It doesn’t help that we now know that orange juice is bad for you. It has the nutritional value of soda.

Business Insider called orange juice the “biggest con of your life.” That’s important, as the U.S. is the world’s largest consumer of orange juice by many times. We consumed over 630,000 metric tons of orange juice last year.

Irma’s Impact

Frozen orange juice futures tanked over the past year. After peaking in October 2016 at $225, the JPMorgan Orange Juice Price Index fell 44% to a low of $125 in July 2017. You can see what I mean in the chart below:

The great 1983 film Trading Places features two duffers who made a fortune by betting on this crop. Thanks to Hurricane Irma, you can do the same thing today.

The price of frozen orange juice jumped 21% in two weeks as Hurricane Irma grew and took aim at Florida.

The Florida orange crop looked particularly strong this year. Shannon Shepp, the executive director of the Florida Department of Citrus, wrote:

Before Hurricane Irma, there was a good chance we would have more than 75 million boxes of oranges on the trees this season. We now have much less.

To put that in perspective, last year’s crop, the worst since 2005, was about 77.9 million boxes. That crop sold for $800 million. In Florida, 90% of the oranges become juice.

This year, the crop looks like the lowest in 50 years. As you can imagine, that pushed the price of orange juice futures up, as we see in the chart above.

Sadly, unless you trade commodities, regular investors struggle to get in on this position. One way is the Elements Agriculture Total Return ETN (NYSE: RJA). It holds 1.8% of its assets in orange juice futures.

That’s about the best way I found to trade what could be a nice winner in orange juice. That’s typical with these trends.

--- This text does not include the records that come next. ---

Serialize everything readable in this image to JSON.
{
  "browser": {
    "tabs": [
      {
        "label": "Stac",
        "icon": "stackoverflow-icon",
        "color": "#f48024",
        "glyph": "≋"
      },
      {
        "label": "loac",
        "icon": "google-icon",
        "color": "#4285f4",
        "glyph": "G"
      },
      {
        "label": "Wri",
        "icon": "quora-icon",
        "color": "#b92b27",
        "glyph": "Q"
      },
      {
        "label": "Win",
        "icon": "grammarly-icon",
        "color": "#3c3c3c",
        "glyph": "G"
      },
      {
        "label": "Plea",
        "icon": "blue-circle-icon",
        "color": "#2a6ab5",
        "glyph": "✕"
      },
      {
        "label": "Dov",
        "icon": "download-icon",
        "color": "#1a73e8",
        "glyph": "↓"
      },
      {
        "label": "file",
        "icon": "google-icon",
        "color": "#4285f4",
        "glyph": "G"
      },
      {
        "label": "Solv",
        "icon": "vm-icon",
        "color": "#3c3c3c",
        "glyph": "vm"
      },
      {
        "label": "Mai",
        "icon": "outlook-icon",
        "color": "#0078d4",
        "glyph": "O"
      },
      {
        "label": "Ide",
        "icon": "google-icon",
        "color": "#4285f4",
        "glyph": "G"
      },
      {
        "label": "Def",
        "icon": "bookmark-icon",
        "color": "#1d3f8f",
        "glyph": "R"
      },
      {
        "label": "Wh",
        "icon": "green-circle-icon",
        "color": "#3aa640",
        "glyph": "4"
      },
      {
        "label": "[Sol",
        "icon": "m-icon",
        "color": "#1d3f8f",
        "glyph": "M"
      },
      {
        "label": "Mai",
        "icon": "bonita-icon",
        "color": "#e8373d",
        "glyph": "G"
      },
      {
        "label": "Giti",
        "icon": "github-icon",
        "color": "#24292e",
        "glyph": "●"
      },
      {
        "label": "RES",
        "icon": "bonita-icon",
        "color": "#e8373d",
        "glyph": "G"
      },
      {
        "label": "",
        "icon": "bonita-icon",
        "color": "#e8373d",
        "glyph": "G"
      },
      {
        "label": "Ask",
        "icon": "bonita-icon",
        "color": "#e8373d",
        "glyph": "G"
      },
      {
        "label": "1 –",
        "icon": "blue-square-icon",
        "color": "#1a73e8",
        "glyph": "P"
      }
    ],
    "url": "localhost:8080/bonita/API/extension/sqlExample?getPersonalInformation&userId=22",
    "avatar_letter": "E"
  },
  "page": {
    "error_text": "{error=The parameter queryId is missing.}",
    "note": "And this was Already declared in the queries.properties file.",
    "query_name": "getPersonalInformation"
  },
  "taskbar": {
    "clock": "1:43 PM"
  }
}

Sometimes, it’s hard to find a way to profit from them, even when you find a great opportunity.

Good investing,

Matt Badiali
Editor, Real Wealth Strategist